PROBLEM STATEMENT:
Down to the last line, set down the material below exactly; skip the pictures.

------------------------------------

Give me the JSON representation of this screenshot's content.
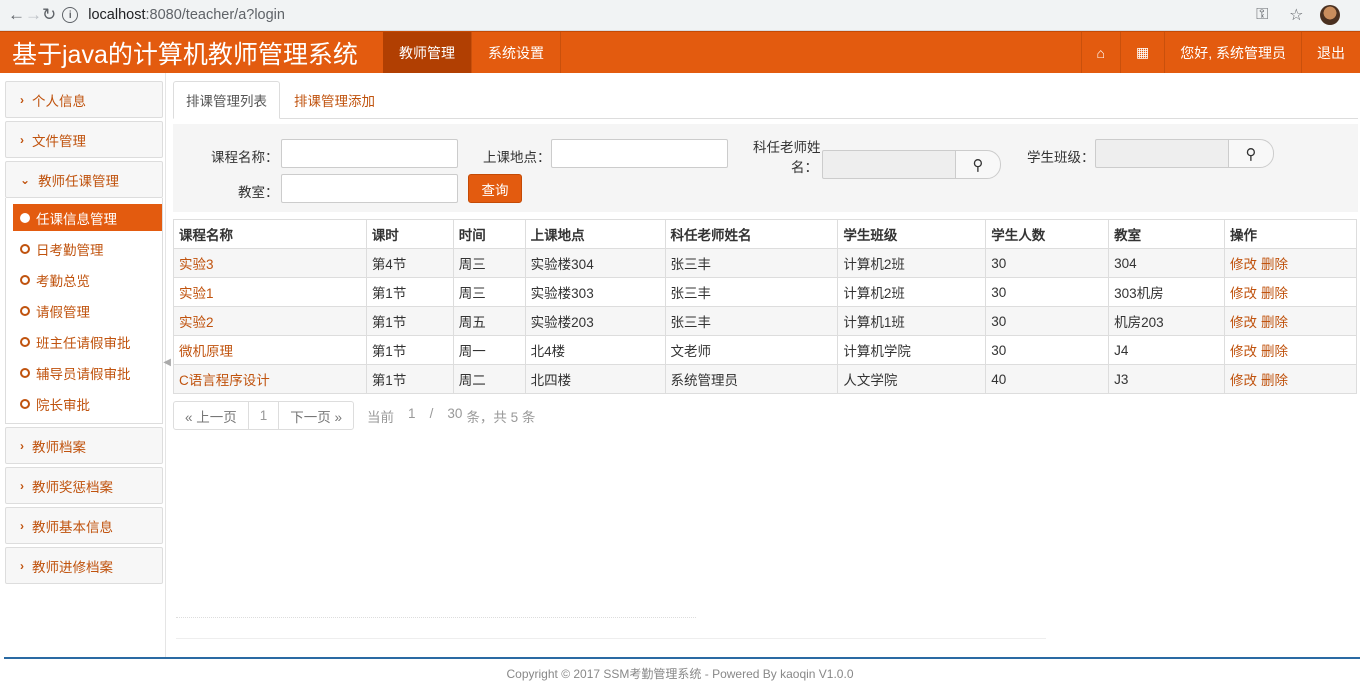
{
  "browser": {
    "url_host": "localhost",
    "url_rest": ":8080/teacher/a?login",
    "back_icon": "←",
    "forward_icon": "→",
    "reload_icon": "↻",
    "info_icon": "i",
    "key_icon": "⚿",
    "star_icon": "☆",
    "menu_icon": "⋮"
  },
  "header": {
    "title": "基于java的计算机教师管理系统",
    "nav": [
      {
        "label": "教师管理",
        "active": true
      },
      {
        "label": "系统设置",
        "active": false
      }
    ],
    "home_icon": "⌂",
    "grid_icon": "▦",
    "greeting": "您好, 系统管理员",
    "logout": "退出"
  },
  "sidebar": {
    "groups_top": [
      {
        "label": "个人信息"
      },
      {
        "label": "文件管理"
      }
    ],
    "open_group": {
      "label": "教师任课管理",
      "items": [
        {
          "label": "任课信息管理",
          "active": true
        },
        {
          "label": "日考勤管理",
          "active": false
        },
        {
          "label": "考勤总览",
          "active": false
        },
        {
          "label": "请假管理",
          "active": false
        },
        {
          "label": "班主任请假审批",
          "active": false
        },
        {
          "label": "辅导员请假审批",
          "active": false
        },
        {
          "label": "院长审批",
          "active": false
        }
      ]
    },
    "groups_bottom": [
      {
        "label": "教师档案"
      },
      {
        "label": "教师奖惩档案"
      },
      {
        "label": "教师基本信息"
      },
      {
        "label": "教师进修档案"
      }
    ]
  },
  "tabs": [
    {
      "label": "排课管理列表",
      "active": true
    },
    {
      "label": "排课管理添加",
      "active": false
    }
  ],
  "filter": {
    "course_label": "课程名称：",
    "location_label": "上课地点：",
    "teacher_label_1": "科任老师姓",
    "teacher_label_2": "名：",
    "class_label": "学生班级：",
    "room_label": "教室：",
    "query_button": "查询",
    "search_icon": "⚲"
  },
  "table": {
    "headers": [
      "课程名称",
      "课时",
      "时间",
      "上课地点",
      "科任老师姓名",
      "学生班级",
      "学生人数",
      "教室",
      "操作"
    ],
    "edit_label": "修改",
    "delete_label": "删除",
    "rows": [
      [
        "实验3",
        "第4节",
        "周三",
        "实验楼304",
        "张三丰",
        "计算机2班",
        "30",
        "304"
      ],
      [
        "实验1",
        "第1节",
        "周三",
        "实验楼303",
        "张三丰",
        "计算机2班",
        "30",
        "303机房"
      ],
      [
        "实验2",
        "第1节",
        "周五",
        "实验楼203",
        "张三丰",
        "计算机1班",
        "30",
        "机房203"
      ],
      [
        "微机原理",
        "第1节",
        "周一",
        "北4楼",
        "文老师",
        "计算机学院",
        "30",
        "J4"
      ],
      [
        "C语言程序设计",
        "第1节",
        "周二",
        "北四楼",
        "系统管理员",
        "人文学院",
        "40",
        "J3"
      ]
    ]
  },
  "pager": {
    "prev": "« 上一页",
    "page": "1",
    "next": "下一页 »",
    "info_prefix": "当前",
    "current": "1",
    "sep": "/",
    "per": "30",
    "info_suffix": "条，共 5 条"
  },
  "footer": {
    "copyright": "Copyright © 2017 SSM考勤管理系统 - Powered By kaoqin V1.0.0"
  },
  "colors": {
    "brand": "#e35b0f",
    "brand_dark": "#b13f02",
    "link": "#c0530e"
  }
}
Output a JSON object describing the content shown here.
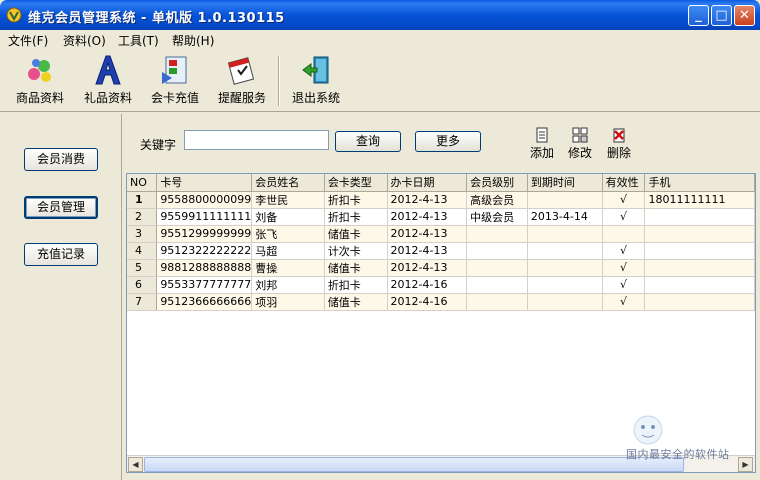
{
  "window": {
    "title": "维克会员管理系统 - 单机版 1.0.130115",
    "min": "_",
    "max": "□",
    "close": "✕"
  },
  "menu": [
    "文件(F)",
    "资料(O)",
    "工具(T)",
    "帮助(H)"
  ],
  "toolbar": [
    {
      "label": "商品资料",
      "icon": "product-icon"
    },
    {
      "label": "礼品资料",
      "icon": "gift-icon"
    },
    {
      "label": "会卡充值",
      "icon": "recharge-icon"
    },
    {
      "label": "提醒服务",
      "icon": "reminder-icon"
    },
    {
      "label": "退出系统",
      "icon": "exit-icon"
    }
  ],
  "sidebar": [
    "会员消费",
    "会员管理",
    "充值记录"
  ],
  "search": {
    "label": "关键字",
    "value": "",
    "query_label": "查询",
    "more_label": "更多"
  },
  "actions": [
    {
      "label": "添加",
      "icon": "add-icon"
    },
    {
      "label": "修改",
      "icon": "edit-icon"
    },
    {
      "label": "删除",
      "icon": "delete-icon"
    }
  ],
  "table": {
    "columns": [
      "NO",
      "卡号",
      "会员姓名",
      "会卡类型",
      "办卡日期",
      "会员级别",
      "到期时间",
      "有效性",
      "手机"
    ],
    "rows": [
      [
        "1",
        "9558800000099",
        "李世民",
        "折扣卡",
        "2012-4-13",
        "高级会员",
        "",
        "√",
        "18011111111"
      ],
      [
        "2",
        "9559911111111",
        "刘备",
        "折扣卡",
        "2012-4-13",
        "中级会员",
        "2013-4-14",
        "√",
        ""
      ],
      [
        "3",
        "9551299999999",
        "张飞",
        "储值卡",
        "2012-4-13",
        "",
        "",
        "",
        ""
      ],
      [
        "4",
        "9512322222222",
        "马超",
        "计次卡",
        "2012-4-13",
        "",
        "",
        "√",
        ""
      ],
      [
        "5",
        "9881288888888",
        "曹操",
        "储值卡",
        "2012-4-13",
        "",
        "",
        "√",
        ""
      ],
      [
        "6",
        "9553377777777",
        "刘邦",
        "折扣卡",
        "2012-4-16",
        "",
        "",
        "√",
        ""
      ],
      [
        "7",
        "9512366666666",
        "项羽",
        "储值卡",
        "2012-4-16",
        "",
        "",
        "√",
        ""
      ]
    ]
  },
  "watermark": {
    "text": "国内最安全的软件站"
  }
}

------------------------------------

ANSWER FOR THE TASK:
Give me the JSON representation of this screenshot's content.
{
  "browser": {
    "url_host": "localhost",
    "url_rest": ":8080/teacher/a?login",
    "back_icon": "←",
    "forward_icon": "→",
    "reload_icon": "↻",
    "info_icon": "i",
    "key_icon": "⚿",
    "star_icon": "☆",
    "menu_icon": "⋮"
  },
  "header": {
    "title": "基于java的计算机教师管理系统",
    "nav": [
      {
        "label": "教师管理",
        "active": true
      },
      {
        "label": "系统设置",
        "active": false
      }
    ],
    "home_icon": "⌂",
    "grid_icon": "▦",
    "greeting": "您好, 系统管理员",
    "logout": "退出"
  },
  "sidebar": {
    "groups_top": [
      {
        "label": "个人信息"
      },
      {
        "label": "文件管理"
      }
    ],
    "open_group": {
      "label": "教师任课管理",
      "items": [
        {
          "label": "任课信息管理",
          "active": true
        },
        {
          "label": "日考勤管理",
          "active": false
        },
        {
          "label": "考勤总览",
          "active": false
        },
        {
          "label": "请假管理",
          "active": false
        },
        {
          "label": "班主任请假审批",
          "active": false
        },
        {
          "label": "辅导员请假审批",
          "active": false
        },
        {
          "label": "院长审批",
          "active": false
        }
      ]
    },
    "groups_bottom": [
      {
        "label": "教师档案"
      },
      {
        "label": "教师奖惩档案"
      },
      {
        "label": "教师基本信息"
      },
      {
        "label": "教师进修档案"
      }
    ]
  },
  "tabs": [
    {
      "label": "排课管理列表",
      "active": true
    },
    {
      "label": "排课管理添加",
      "active": false
    }
  ],
  "filter": {
    "course_label": "课程名称：",
    "location_label": "上课地点：",
    "teacher_label_1": "科任老师姓",
    "teacher_label_2": "名：",
    "class_label": "学生班级：",
    "room_label": "教室：",
    "query_button": "查询",
    "search_icon": "⚲"
  },
  "table": {
    "headers": [
      "课程名称",
      "课时",
      "时间",
      "上课地点",
      "科任老师姓名",
      "学生班级",
      "学生人数",
      "教室",
      "操作"
    ],
    "edit_label": "修改",
    "delete_label": "删除",
    "rows": [
      [
        "实验3",
        "第4节",
        "周三",
        "实验楼304",
        "张三丰",
        "计算机2班",
        "30",
        "304"
      ],
      [
        "实验1",
        "第1节",
        "周三",
        "实验楼303",
        "张三丰",
        "计算机2班",
        "30",
        "303机房"
      ],
      [
        "实验2",
        "第1节",
        "周五",
        "实验楼203",
        "张三丰",
        "计算机1班",
        "30",
        "机房203"
      ],
      [
        "微机原理",
        "第1节",
        "周一",
        "北4楼",
        "文老师",
        "计算机学院",
        "30",
        "J4"
      ],
      [
        "C语言程序设计",
        "第1节",
        "周二",
        "北四楼",
        "系统管理员",
        "人文学院",
        "40",
        "J3"
      ]
    ]
  },
  "pager": {
    "prev": "« 上一页",
    "page": "1",
    "next": "下一页 »",
    "info_prefix": "当前",
    "current": "1",
    "sep": "/",
    "per": "30",
    "info_suffix": "条，共 5 条"
  },
  "footer": {
    "copyright": "Copyright © 2017 SSM考勤管理系统 - Powered By kaoqin V1.0.0"
  },
  "colors": {
    "brand": "#e35b0f",
    "brand_dark": "#b13f02",
    "link": "#c0530e"
  }
}
Output a JSON object describing the content shown here.
{
  "window": {
    "title": "维克会员管理系统 - 单机版 1.0.130115",
    "min": "_",
    "max": "□",
    "close": "✕"
  },
  "menu": [
    "文件(F)",
    "资料(O)",
    "工具(T)",
    "帮助(H)"
  ],
  "toolbar": [
    {
      "label": "商品资料",
      "icon": "product-icon"
    },
    {
      "label": "礼品资料",
      "icon": "gift-icon"
    },
    {
      "label": "会卡充值",
      "icon": "recharge-icon"
    },
    {
      "label": "提醒服务",
      "icon": "reminder-icon"
    },
    {
      "label": "退出系统",
      "icon": "exit-icon"
    }
  ],
  "sidebar": [
    "会员消费",
    "会员管理",
    "充值记录"
  ],
  "search": {
    "label": "关键字",
    "value": "",
    "query_label": "查询",
    "more_label": "更多"
  },
  "actions": [
    {
      "label": "添加",
      "icon": "add-icon"
    },
    {
      "label": "修改",
      "icon": "edit-icon"
    },
    {
      "label": "删除",
      "icon": "delete-icon"
    }
  ],
  "table": {
    "columns": [
      "NO",
      "卡号",
      "会员姓名",
      "会卡类型",
      "办卡日期",
      "会员级别",
      "到期时间",
      "有效性",
      "手机"
    ],
    "rows": [
      [
        "1",
        "9558800000099",
        "李世民",
        "折扣卡",
        "2012-4-13",
        "高级会员",
        "",
        "√",
        "18011111111"
      ],
      [
        "2",
        "9559911111111",
        "刘备",
        "折扣卡",
        "2012-4-13",
        "中级会员",
        "2013-4-14",
        "√",
        ""
      ],
      [
        "3",
        "9551299999999",
        "张飞",
        "储值卡",
        "2012-4-13",
        "",
        "",
        "",
        ""
      ],
      [
        "4",
        "9512322222222",
        "马超",
        "计次卡",
        "2012-4-13",
        "",
        "",
        "√",
        ""
      ],
      [
        "5",
        "9881288888888",
        "曹操",
        "储值卡",
        "2012-4-13",
        "",
        "",
        "√",
        ""
      ],
      [
        "6",
        "9553377777777",
        "刘邦",
        "折扣卡",
        "2012-4-16",
        "",
        "",
        "√",
        ""
      ],
      [
        "7",
        "9512366666666",
        "项羽",
        "储值卡",
        "2012-4-16",
        "",
        "",
        "√",
        ""
      ]
    ]
  },
  "watermark": {
    "text": "国内最安全的软件站"
  }
}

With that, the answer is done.